The album also witnessed the true flowering of George Harrison as a songwriter, and his two songs, "Something" and "Here Comes The Sun", have been the most enduring of the tracks on the listing. The clarity and sincerity of Harrison's writing here contrasts with the contributions of both Lennon and McCartney which, whilst substantial and important to the album's overall appeal, are beginning to diverge and possibly presage their respective solo careers to come.

Notwithstanding the reverence expressed for Abbey Road, there is some undoubted filler, although this being the Beatles it is interesting and entertaining filler!  It is a moot point whether the group members were holding some stronger material back for impending solo projects.  We know from the Anthology 3 album that some impressive songs were floating around circa 1969.

Even much of the fabled "medley" on side 2 of the vinyl album could justly described as "filler", but the group, and in particular McCartney and George Martin, expertly pull together this mixture of minor gems, vignettes and fragments, and fuse it into something vibrant, moving and enthralling.  A case of the whole being greater than the sum of the individual parts...

Partly because of the efficacy of the "medley", and also because of the diversity and quality of the other material, Abbey Road works better as an "album" in the truest sense than most of the Beatles' other work. Not quite as enigmatic and disparate as "The White Album", but much warmer and compact.  The musical ingenuity conquers all, together with the group's uncanny knack of knowing what to do, when and how, rarely if ever sounding self-indulgent or pretentious.

Abbey Road represents a brave, unapologetic and proud farewell, if it can be accurately described as a "farewell".  Bittersweet in tone, but captivating and, and one of those albums which demands to be listened to      from start to finish, in order for the full effect to be absorbed.  For this listener at least, there is never the temptation to skip tracks...

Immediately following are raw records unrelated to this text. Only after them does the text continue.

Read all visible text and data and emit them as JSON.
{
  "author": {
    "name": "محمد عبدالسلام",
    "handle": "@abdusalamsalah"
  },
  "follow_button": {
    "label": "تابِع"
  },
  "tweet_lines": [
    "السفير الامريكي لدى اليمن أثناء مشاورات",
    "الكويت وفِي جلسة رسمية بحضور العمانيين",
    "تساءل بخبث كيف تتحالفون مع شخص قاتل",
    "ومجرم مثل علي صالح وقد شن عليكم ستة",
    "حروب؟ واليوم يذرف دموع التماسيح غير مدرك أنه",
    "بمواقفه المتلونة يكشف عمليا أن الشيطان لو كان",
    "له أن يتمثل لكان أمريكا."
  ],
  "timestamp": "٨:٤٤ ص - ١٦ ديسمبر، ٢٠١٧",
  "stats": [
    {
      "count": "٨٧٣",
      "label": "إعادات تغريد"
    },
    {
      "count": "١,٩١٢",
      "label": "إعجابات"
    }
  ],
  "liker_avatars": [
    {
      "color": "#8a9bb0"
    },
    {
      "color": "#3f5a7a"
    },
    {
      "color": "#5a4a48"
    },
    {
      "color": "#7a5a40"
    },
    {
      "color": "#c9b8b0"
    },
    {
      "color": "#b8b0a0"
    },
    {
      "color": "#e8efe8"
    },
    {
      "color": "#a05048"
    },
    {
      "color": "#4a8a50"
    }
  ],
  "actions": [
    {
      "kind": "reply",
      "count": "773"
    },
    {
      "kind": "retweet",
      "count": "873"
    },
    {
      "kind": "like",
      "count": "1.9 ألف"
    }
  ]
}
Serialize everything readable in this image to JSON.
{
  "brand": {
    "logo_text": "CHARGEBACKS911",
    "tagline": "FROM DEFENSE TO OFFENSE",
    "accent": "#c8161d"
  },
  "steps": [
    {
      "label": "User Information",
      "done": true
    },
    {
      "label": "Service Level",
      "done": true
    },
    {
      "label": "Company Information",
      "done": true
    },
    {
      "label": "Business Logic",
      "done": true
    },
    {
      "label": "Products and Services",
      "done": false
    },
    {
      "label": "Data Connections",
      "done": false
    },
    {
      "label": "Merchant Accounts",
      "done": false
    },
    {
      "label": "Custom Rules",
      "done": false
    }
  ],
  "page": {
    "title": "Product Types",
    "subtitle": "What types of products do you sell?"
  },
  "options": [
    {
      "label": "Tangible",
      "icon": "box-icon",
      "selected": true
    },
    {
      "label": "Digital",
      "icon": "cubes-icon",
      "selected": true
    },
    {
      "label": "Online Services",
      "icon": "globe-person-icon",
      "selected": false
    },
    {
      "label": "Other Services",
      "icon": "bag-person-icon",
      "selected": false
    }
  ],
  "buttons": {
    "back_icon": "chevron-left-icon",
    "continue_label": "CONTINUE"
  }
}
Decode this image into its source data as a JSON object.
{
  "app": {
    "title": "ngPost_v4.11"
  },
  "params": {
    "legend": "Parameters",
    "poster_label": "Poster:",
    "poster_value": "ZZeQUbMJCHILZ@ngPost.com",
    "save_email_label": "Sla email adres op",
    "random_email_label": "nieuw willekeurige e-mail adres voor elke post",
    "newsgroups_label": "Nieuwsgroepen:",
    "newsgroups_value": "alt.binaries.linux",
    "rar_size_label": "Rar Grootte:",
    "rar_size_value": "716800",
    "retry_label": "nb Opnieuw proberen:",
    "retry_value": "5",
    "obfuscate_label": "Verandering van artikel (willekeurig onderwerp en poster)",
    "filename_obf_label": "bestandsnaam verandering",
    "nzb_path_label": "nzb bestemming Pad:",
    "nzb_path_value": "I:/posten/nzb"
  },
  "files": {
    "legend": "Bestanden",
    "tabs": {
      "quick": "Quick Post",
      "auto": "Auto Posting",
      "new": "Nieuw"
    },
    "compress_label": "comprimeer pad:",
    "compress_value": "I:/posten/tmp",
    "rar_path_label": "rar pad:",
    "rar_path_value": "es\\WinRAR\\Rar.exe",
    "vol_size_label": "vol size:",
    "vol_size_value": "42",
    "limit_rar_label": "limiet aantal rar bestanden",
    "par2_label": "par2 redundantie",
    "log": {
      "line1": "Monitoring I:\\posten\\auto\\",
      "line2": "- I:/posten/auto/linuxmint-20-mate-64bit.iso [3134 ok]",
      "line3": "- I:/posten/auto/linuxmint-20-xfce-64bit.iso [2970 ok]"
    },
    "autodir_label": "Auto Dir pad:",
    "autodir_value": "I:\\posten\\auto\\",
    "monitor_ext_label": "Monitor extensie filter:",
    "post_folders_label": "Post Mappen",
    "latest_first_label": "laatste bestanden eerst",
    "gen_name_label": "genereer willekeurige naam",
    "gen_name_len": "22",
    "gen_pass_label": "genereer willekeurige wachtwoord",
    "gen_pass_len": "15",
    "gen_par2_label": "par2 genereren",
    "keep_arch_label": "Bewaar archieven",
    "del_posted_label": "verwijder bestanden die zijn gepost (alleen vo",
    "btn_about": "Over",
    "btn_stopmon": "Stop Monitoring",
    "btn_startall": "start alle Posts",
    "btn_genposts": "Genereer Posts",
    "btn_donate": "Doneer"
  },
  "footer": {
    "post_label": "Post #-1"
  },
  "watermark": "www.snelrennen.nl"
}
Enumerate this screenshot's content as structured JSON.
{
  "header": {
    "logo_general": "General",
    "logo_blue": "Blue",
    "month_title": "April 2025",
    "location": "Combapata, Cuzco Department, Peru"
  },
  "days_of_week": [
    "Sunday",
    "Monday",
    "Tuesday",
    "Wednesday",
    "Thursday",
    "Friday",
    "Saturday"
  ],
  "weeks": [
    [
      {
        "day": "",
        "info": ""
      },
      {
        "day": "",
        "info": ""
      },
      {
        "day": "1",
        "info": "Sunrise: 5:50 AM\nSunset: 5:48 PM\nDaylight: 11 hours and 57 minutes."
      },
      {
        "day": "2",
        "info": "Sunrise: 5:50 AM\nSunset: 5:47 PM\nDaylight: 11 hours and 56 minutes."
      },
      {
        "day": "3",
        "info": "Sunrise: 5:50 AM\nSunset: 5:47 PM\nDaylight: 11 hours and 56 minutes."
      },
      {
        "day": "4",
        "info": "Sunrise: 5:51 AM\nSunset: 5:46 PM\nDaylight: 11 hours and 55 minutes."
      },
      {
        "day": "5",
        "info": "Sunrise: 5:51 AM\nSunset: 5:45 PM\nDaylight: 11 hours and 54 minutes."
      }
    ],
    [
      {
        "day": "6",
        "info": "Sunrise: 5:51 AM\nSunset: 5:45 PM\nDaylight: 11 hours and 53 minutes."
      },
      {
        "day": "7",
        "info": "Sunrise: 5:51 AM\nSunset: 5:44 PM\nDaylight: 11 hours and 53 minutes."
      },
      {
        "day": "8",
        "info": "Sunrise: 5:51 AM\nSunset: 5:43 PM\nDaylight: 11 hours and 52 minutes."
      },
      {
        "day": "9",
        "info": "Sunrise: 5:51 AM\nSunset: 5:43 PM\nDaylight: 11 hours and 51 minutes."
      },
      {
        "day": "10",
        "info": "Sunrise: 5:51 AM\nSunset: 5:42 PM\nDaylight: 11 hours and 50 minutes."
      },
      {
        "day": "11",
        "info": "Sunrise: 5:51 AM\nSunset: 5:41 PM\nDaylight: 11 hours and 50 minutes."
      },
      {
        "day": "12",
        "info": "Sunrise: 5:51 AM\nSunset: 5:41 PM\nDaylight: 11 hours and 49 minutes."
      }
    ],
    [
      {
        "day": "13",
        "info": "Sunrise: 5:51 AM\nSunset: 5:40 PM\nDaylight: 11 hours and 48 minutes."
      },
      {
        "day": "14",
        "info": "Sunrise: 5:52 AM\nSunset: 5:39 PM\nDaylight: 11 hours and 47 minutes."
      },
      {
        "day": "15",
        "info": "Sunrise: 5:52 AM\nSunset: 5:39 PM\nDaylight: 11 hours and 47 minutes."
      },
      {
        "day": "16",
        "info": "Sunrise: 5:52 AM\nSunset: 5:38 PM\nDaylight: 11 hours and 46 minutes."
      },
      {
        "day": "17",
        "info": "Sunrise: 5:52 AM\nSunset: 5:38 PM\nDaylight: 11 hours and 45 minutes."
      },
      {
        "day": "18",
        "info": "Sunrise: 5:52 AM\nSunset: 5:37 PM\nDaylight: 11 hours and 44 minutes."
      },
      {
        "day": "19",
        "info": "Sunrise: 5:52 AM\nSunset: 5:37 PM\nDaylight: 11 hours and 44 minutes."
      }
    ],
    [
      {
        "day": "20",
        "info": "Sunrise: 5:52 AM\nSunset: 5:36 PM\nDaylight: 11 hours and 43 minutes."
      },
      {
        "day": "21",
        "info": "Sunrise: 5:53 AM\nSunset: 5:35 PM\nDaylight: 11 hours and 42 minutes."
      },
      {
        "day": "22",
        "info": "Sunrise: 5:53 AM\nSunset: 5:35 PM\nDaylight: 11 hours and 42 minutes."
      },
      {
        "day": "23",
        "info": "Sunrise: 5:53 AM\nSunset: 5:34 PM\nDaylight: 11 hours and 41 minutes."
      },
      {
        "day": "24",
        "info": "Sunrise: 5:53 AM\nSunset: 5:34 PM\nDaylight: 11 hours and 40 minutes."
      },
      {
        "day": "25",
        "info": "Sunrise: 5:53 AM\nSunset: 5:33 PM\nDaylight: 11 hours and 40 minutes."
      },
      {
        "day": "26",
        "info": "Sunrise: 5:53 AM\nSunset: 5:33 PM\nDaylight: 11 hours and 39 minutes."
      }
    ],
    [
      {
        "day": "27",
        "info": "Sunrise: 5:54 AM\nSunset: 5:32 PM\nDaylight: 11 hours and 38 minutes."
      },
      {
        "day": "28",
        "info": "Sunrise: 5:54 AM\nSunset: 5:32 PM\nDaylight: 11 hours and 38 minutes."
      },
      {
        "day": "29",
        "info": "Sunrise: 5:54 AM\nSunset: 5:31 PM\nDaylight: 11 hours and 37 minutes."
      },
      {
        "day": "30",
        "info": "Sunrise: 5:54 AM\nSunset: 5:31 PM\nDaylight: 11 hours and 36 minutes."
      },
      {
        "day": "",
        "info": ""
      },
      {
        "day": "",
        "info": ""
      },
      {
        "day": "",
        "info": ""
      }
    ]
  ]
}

Throughout the record, there are hints and indications of what direction the Beatles would have travelled in musically, had they remained together during the 1970s.  Multi-tracked vocals and guitars, increasing use of synthesizers, more elaborate and ambitious arrangements, and of course the blossoming input of George Harrison.

On a sonic level, Ringo Starr's drumming is a revelation, sounding confident, idiosyncratic and "three dimensional".  Another hallmark of the album is the "trebly" and chiming guitar sound.  Both of these elements were doubtless accentuated by the better recording technology at the band's disposal, but as common threads they help to hold the record together.

I try not to categorise or rank Beatles albums in particular, because of the leap in musical sophistication and philosophical outlook which they made in such a short time during the 1960s, but Abbey Road is without doubt one of their most enjoyable and cohesive creations.